Further enhancements come with the notifications bar, a tap at the top of the screen lists finger-friendly buttons for new messages, appointments, emails, et cetera. Notifications are easier to read, and even menus get a beauty makeover.
Day to day use
This version of TouchFlo3D is perhaps the quickest I have used. The interface has almost zero lag, and HTCs enhancements make one-handed use feel completely natural. The touch screen is accurate and responsive. As a heavy message user, I had no problem banging out emails and texts using the HTC full QWERTY and (my personal preference) the 9-key xT9 pad.
The email inbox has yet to have been touched by HTC, however as one of strengths of Windows Mobile this has not posed an issue, especially when coupled with those enhanced menus and on-screen keyboards. Auto-rotate is also supported, useful for fixed-width HTML emails.

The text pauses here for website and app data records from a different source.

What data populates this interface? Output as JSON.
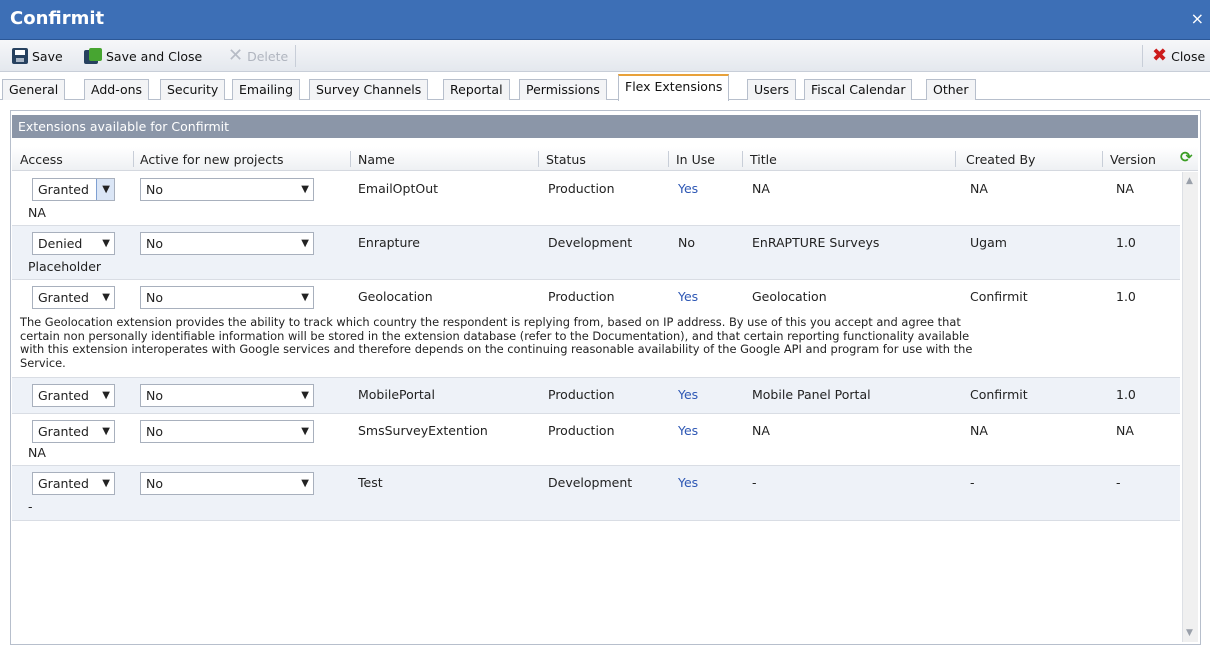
{
  "window": {
    "title": "Confirmit",
    "close_glyph": "×"
  },
  "toolbar": {
    "save": "Save",
    "save_close": "Save and Close",
    "delete": "Delete",
    "close": "Close"
  },
  "tabs": [
    "General",
    "Add-ons",
    "Security",
    "Emailing",
    "Survey Channels",
    "Reportal",
    "Permissions",
    "Flex Extensions",
    "Users",
    "Fiscal Calendar",
    "Other"
  ],
  "active_tab": "Flex Extensions",
  "panel": {
    "heading": "Extensions available for Confirmit"
  },
  "columns": {
    "access": "Access",
    "active": "Active for new projects",
    "name": "Name",
    "status": "Status",
    "inuse": "In Use",
    "title": "Title",
    "created": "Created By",
    "version": "Version"
  },
  "rows": [
    {
      "access": "Granted",
      "active": "No",
      "name": "EmailOptOut",
      "status": "Production",
      "inuse": "Yes",
      "title": "NA",
      "created": "NA",
      "version": "NA",
      "description": "NA"
    },
    {
      "access": "Denied",
      "active": "No",
      "name": "Enrapture",
      "status": "Development",
      "inuse": "No",
      "title": "EnRAPTURE Surveys",
      "created": "Ugam",
      "version": "1.0",
      "description": "Placeholder"
    },
    {
      "access": "Granted",
      "active": "No",
      "name": "Geolocation",
      "status": "Production",
      "inuse": "Yes",
      "title": "Geolocation",
      "created": "Confirmit",
      "version": "1.0",
      "description_lines": [
        "The Geolocation extension provides the ability to track which country the respondent is replying from, based on IP address. By use of this you accept and agree that",
        "certain non personally identifiable information will be stored in the extension database (refer to the Documentation), and that certain reporting functionality available",
        "with this extension interoperates with Google services and therefore depends on the continuing reasonable availability of the Google API and program for use with the",
        "Service."
      ]
    },
    {
      "access": "Granted",
      "active": "No",
      "name": "MobilePortal",
      "status": "Production",
      "inuse": "Yes",
      "title": "Mobile Panel Portal",
      "created": "Confirmit",
      "version": "1.0"
    },
    {
      "access": "Granted",
      "active": "No",
      "name": "SmsSurveyExtention",
      "status": "Production",
      "inuse": "Yes",
      "title": "NA",
      "created": "NA",
      "version": "NA",
      "description": "NA"
    },
    {
      "access": "Granted",
      "active": "No",
      "name": "Test",
      "status": "Development",
      "inuse": "Yes",
      "title": "-",
      "created": "-",
      "version": "-",
      "description": "-"
    }
  ],
  "colors": {
    "titlebar": "#3d6fb6",
    "panel_heading": "#8b96a8",
    "link": "#2d57b4",
    "tab_accent": "#e8a13a"
  }
}
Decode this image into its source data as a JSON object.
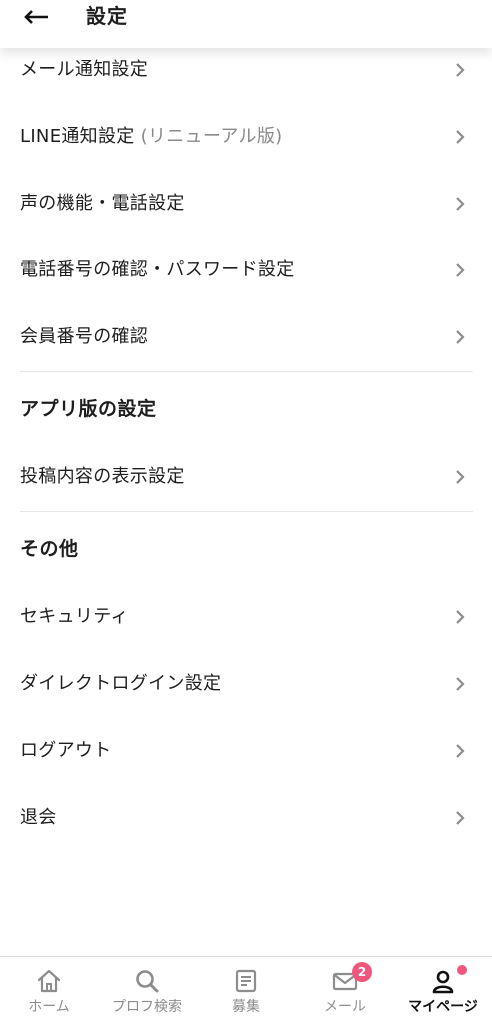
{
  "header": {
    "back_icon": "arrow-left-icon",
    "title": "設定"
  },
  "account_settings": {
    "items": [
      {
        "label": "メール通知設定"
      },
      {
        "label": "LINE通知設定",
        "sub": " (リニューアル版)"
      },
      {
        "label": "声の機能・電話設定"
      },
      {
        "label": "電話番号の確認・パスワード設定"
      },
      {
        "label": "会員番号の確認"
      }
    ]
  },
  "app_settings": {
    "title": "アプリ版の設定",
    "items": [
      {
        "label": "投稿内容の表示設定"
      }
    ]
  },
  "other": {
    "title": "その他",
    "items": [
      {
        "label": "セキュリティ"
      },
      {
        "label": "ダイレクトログイン設定"
      },
      {
        "label": "ログアウト"
      },
      {
        "label": "退会"
      }
    ]
  },
  "bottom_nav": {
    "items": [
      {
        "label": "ホーム",
        "icon": "home-icon"
      },
      {
        "label": "プロフ検索",
        "icon": "search-icon"
      },
      {
        "label": "募集",
        "icon": "document-icon"
      },
      {
        "label": "メール",
        "icon": "mail-icon",
        "badge": "2"
      },
      {
        "label": "マイページ",
        "icon": "person-icon",
        "active": true,
        "dot": true
      }
    ]
  },
  "colors": {
    "accent": "#f0577e",
    "text": "#1e1e1e",
    "muted": "#8d8d8d",
    "chevron": "#8c8c8c"
  }
}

HTC have enhanced people management, with contact management software completely replacing the standard contacts list. When viewing your contacts from the call screen, you can tap their contact card to view your call record with them, and messaging history for emails and SMS messages. The email collator may be useful if you have a few contacts you regularly contact but is perhaps a little redundant when you consider Windows Mobile inbox smart-filtering. The SMS threaded messaging screen puts the Microsoft version to shame, however. This is also the default screen when tapping a message to open it from the message Touchflo tab.

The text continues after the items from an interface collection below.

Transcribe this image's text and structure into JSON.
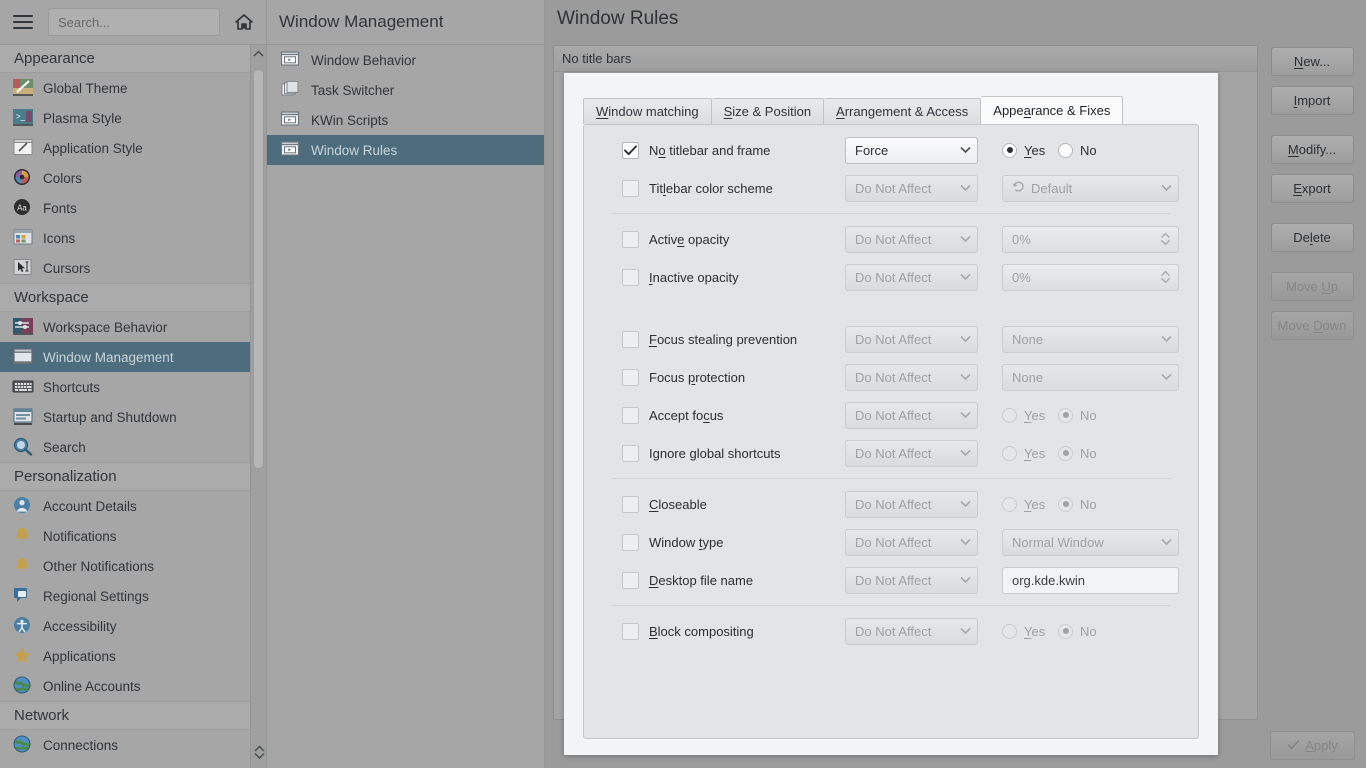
{
  "search": {
    "placeholder": "Search..."
  },
  "sidebar": {
    "groups": [
      {
        "title": "Appearance",
        "items": [
          {
            "label": "Global Theme",
            "icon": "global-theme-icon"
          },
          {
            "label": "Plasma Style",
            "icon": "plasma-style-icon"
          },
          {
            "label": "Application Style",
            "icon": "application-style-icon"
          },
          {
            "label": "Colors",
            "icon": "colors-icon"
          },
          {
            "label": "Fonts",
            "icon": "fonts-icon"
          },
          {
            "label": "Icons",
            "icon": "icons-icon"
          },
          {
            "label": "Cursors",
            "icon": "cursors-icon"
          }
        ]
      },
      {
        "title": "Workspace",
        "items": [
          {
            "label": "Workspace Behavior",
            "icon": "workspace-behavior-icon"
          },
          {
            "label": "Window Management",
            "icon": "window-management-icon",
            "selected": true
          },
          {
            "label": "Shortcuts",
            "icon": "shortcuts-icon"
          },
          {
            "label": "Startup and Shutdown",
            "icon": "startup-shutdown-icon"
          },
          {
            "label": "Search",
            "icon": "search-icon"
          }
        ]
      },
      {
        "title": "Personalization",
        "items": [
          {
            "label": "Account Details",
            "icon": "account-details-icon"
          },
          {
            "label": "Notifications",
            "icon": "notifications-icon"
          },
          {
            "label": "Other Notifications",
            "icon": "other-notifications-icon"
          },
          {
            "label": "Regional Settings",
            "icon": "regional-settings-icon"
          },
          {
            "label": "Accessibility",
            "icon": "accessibility-icon"
          },
          {
            "label": "Applications",
            "icon": "applications-icon"
          },
          {
            "label": "Online Accounts",
            "icon": "online-accounts-icon"
          }
        ]
      },
      {
        "title": "Network",
        "items": [
          {
            "label": "Connections",
            "icon": "connections-icon"
          }
        ]
      }
    ]
  },
  "subcategory": {
    "title": "Window Management",
    "items": [
      {
        "label": "Window Behavior",
        "icon": "window-behavior-icon"
      },
      {
        "label": "Task Switcher",
        "icon": "task-switcher-icon"
      },
      {
        "label": "KWin Scripts",
        "icon": "kwin-scripts-icon"
      },
      {
        "label": "Window Rules",
        "icon": "window-rules-icon",
        "selected": true
      }
    ]
  },
  "main": {
    "title": "Window Rules",
    "rules": [
      {
        "name": "No title bars"
      }
    ]
  },
  "dialog": {
    "tabs": [
      {
        "label": "Window matching",
        "accel": "W",
        "active": false
      },
      {
        "label": "Size & Position",
        "accel": "S",
        "active": false
      },
      {
        "label": "Arrangement & Access",
        "accel": "A",
        "active": false
      },
      {
        "label": "Appearance & Fixes",
        "accel": "a",
        "active": true
      }
    ],
    "rows": [
      {
        "id": "no-titlebar-and-frame",
        "label": "No titlebar and frame",
        "accel_index": 1,
        "checked": true,
        "enabled": true,
        "policy": "Force",
        "control": "radio",
        "radio": {
          "yes": "Yes",
          "no": "No",
          "selected": "yes"
        }
      },
      {
        "id": "titlebar-color-scheme",
        "label": "Titlebar color scheme",
        "accel_index": 3,
        "checked": false,
        "enabled": false,
        "policy": "Do Not Affect",
        "control": "select-revert",
        "value": "Default"
      },
      {
        "divider": true
      },
      {
        "id": "active-opacity",
        "label": "Active opacity",
        "accel_index": 5,
        "checked": false,
        "enabled": false,
        "policy": "Do Not Affect",
        "control": "spinbox",
        "value": "0%"
      },
      {
        "id": "inactive-opacity",
        "label": "Inactive opacity",
        "accel_index": 0,
        "checked": false,
        "enabled": false,
        "policy": "Do Not Affect",
        "control": "spinbox",
        "value": "0%"
      },
      {
        "bigspace": true
      },
      {
        "id": "focus-stealing-prevention",
        "label": "Focus stealing prevention",
        "accel_index": 0,
        "checked": false,
        "enabled": false,
        "policy": "Do Not Affect",
        "control": "select",
        "value": "None"
      },
      {
        "id": "focus-protection",
        "label": "Focus protection",
        "accel_index": 6,
        "checked": false,
        "enabled": false,
        "policy": "Do Not Affect",
        "control": "select",
        "value": "None"
      },
      {
        "id": "accept-focus",
        "label": "Accept focus",
        "accel_index": 9,
        "checked": false,
        "enabled": false,
        "policy": "Do Not Affect",
        "control": "radio",
        "radio": {
          "yes": "Yes",
          "no": "No",
          "selected": "no"
        }
      },
      {
        "id": "ignore-global-shortcuts",
        "label": "Ignore global shortcuts",
        "accel_index": 7,
        "checked": false,
        "enabled": false,
        "policy": "Do Not Affect",
        "control": "radio",
        "radio": {
          "yes": "Yes",
          "no": "No",
          "selected": "no"
        }
      },
      {
        "divider2": true
      },
      {
        "id": "closeable",
        "label": "Closeable",
        "accel_index": 0,
        "checked": false,
        "enabled": false,
        "policy": "Do Not Affect",
        "control": "radio",
        "radio": {
          "yes": "Yes",
          "no": "No",
          "selected": "no"
        }
      },
      {
        "id": "window-type",
        "label": "Window type",
        "accel_index": 7,
        "checked": false,
        "enabled": false,
        "policy": "Do Not Affect",
        "control": "select",
        "value": "Normal Window"
      },
      {
        "id": "desktop-file-name",
        "label": "Desktop file name",
        "accel_index": 0,
        "checked": false,
        "enabled": false,
        "policy": "Do Not Affect",
        "control": "text",
        "value": "org.kde.kwin"
      },
      {
        "divider3": true
      },
      {
        "id": "block-compositing",
        "label": "Block compositing",
        "accel_index": 0,
        "checked": false,
        "enabled": false,
        "policy": "Do Not Affect",
        "control": "radio",
        "radio": {
          "yes": "Yes",
          "no": "No",
          "selected": "no"
        }
      }
    ]
  },
  "actions": {
    "buttons": [
      {
        "label": "New...",
        "accel": "N",
        "enabled": true
      },
      {
        "label": "Import",
        "accel": "I",
        "enabled": true
      },
      {
        "sep": true
      },
      {
        "label": "Modify...",
        "accel": "M",
        "enabled": true
      },
      {
        "label": "Export",
        "accel": "E",
        "enabled": true
      },
      {
        "sep": true
      },
      {
        "label": "Delete",
        "accel": "l",
        "enabled": true
      },
      {
        "sep": true
      },
      {
        "label": "Move Up",
        "accel": "U",
        "enabled": false
      },
      {
        "label": "Move Down",
        "accel": "D",
        "enabled": false
      }
    ],
    "apply": {
      "label": "Apply",
      "icon": "check-icon",
      "enabled": false
    }
  },
  "colors": {
    "selection": "#4d6d7d",
    "window_bg": "#a6a6a6",
    "main_bg": "#9b9b9b",
    "panel_bg": "#e2e4e5",
    "dialog_bg": "#f3f4f5",
    "text": "#31363b",
    "disabled_text": "#9fa2a4"
  }
}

The WVGA screen makes web browsing a task with little compromise. Opera Mobile 9.5 is now an extremely mature browser and handled my regular batch of sites with no major issues. Text scaling works well, the zoom bar can be useful on sites which do not take well to the small screen, and page renders are crisp and readable. Opera supports auto rotate using the G-sensors and the full widescreen view is perfect for many websites.
While the comparisons to the original Diamond are an obvious angle to view the Touch Diamond2 from, it has to be considered as an independent device. The spec is fantastic, and while it is not equipped with a large internal storage, 8GB microSD cards are cheap now and widely available.
The extent to which HTC have improved TouchFlo3D and delved into Windows Mobile with their customisations is admirable, and second to none. While still provided, the stylus is all but redundant. The interface is quick and responsive, intuitive and a pleasure to use.
The device is comfortable to hold and easy to use with a single hand. The build is sturdy and the design makes it stand out as a high-end, premium handset. It feels in no way tacky or cheap, exactly what we have come to expect from HTC
The good, the bad and the ugly
Good: TouchFlo3D, makes day-to-day use a pleasure.
Bad: The depth of HTCs enhancements are sometimes a little inconsistent.
Ugly: The camera is still poor quality in all but the best lighting conditions.